» **TASK DETAILS**
What you print should match the entries exactly, only without the pictures.

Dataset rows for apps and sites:
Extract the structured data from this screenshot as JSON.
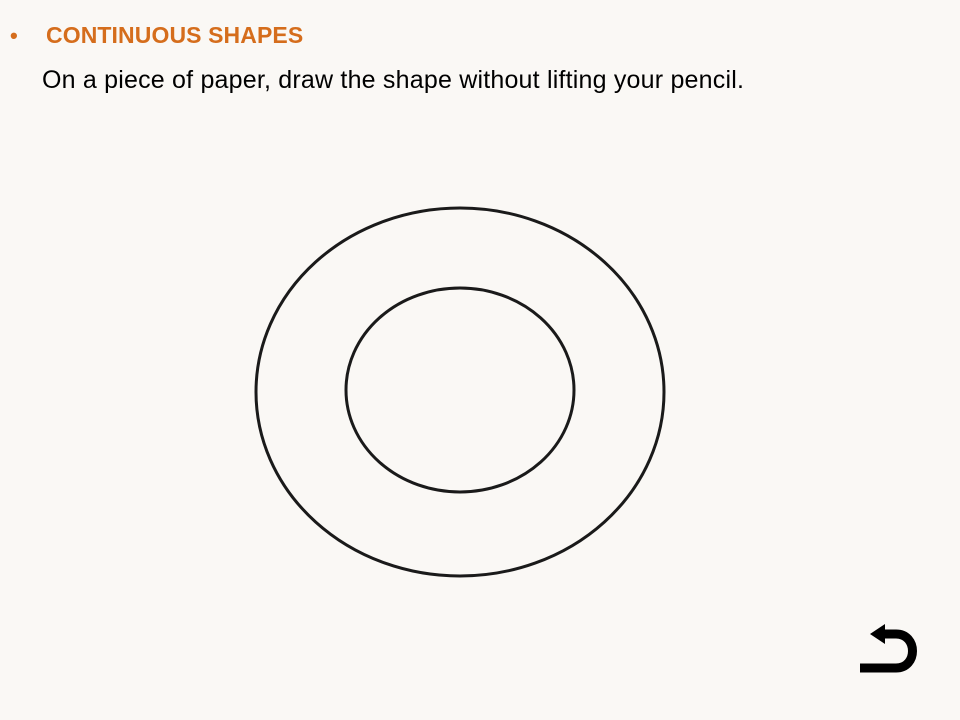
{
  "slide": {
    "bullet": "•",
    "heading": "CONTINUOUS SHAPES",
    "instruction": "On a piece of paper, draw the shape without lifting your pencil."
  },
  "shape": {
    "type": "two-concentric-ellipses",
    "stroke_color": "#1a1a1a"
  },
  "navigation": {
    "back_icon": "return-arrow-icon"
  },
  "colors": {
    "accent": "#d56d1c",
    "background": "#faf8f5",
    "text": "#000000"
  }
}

» **RESULT OF THE TASK**
Extract the structured data from this screenshot as JSON.
{
  "slide": {
    "bullet": "•",
    "heading": "CONTINUOUS SHAPES",
    "instruction": "On a piece of paper, draw the shape without lifting your pencil."
  },
  "shape": {
    "type": "two-concentric-ellipses",
    "stroke_color": "#1a1a1a"
  },
  "navigation": {
    "back_icon": "return-arrow-icon"
  },
  "colors": {
    "accent": "#d56d1c",
    "background": "#faf8f5",
    "text": "#000000"
  }
}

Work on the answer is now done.